§ Task item
For the word "Materials", state how many lines of the records include it, with no other text.
___ Data for the task
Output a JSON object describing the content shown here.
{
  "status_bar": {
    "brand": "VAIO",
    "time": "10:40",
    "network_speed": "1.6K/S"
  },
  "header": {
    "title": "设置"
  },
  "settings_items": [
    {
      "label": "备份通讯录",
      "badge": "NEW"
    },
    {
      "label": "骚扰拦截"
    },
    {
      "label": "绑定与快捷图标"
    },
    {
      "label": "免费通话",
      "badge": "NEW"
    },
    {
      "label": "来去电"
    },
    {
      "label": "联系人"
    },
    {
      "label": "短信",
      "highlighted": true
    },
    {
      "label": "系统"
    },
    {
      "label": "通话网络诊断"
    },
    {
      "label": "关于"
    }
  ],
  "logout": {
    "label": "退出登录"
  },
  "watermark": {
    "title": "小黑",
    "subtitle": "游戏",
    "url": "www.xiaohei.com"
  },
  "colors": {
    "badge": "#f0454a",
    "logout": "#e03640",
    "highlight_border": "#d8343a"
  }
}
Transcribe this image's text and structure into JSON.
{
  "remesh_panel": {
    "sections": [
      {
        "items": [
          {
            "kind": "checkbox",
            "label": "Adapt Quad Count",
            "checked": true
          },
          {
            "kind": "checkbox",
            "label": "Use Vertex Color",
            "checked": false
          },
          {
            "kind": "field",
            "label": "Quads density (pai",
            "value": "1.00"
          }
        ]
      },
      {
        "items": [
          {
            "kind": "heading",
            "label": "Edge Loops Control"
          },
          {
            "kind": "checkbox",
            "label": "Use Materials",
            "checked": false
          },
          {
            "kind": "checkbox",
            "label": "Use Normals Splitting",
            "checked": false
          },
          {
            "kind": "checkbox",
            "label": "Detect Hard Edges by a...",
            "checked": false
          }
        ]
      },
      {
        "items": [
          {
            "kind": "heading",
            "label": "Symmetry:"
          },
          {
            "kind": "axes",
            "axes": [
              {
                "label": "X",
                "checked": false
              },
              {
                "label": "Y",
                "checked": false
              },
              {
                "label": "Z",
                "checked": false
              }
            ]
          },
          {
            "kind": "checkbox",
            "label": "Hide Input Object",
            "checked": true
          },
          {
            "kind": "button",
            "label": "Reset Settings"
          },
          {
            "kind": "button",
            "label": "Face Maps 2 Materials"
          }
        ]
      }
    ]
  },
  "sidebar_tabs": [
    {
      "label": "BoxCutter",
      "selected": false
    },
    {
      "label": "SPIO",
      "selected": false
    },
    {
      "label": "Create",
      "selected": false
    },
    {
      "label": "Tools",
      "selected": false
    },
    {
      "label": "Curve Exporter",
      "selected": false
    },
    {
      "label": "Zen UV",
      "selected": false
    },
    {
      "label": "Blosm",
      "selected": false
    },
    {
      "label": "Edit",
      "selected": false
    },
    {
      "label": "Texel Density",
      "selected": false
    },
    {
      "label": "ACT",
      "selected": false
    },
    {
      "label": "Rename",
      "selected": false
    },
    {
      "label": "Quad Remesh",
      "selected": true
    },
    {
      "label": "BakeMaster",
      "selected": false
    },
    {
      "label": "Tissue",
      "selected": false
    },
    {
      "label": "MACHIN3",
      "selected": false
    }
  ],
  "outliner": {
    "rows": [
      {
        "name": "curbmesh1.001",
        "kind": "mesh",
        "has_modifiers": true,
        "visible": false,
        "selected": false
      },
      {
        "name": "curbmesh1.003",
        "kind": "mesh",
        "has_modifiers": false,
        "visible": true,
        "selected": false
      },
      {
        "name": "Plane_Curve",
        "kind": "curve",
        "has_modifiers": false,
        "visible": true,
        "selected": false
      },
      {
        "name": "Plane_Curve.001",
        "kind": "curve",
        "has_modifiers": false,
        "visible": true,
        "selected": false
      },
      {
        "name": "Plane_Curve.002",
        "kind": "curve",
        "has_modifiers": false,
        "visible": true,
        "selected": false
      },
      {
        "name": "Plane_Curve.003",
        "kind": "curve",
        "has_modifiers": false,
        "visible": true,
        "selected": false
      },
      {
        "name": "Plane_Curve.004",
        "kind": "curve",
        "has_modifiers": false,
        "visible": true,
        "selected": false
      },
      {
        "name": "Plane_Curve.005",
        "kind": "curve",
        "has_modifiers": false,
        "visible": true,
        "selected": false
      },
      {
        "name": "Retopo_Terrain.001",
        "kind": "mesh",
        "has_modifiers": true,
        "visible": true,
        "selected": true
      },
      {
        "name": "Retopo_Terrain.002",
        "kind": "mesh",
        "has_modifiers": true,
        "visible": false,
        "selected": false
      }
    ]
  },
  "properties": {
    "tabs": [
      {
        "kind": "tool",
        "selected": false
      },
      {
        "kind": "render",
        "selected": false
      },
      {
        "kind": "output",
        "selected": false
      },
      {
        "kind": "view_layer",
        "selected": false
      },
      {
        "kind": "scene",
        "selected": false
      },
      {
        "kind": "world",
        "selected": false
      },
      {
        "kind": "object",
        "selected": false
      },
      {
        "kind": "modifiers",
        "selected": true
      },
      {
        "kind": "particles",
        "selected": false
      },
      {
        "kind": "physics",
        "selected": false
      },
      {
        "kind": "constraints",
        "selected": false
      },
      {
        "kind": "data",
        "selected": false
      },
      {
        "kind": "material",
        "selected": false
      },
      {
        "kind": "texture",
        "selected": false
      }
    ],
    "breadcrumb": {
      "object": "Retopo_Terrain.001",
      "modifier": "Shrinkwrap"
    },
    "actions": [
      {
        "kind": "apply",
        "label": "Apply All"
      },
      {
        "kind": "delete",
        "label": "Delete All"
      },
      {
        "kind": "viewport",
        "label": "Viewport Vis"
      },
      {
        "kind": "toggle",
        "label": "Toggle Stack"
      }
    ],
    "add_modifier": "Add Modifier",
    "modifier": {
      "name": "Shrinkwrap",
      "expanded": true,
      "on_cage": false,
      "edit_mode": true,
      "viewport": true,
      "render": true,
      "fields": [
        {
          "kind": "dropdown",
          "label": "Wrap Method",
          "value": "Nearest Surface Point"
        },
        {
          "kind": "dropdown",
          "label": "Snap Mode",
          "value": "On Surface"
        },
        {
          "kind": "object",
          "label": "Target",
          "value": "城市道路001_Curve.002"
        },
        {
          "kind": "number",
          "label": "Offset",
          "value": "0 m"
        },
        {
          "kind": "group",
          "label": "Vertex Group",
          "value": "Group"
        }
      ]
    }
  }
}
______
§ Answer below
2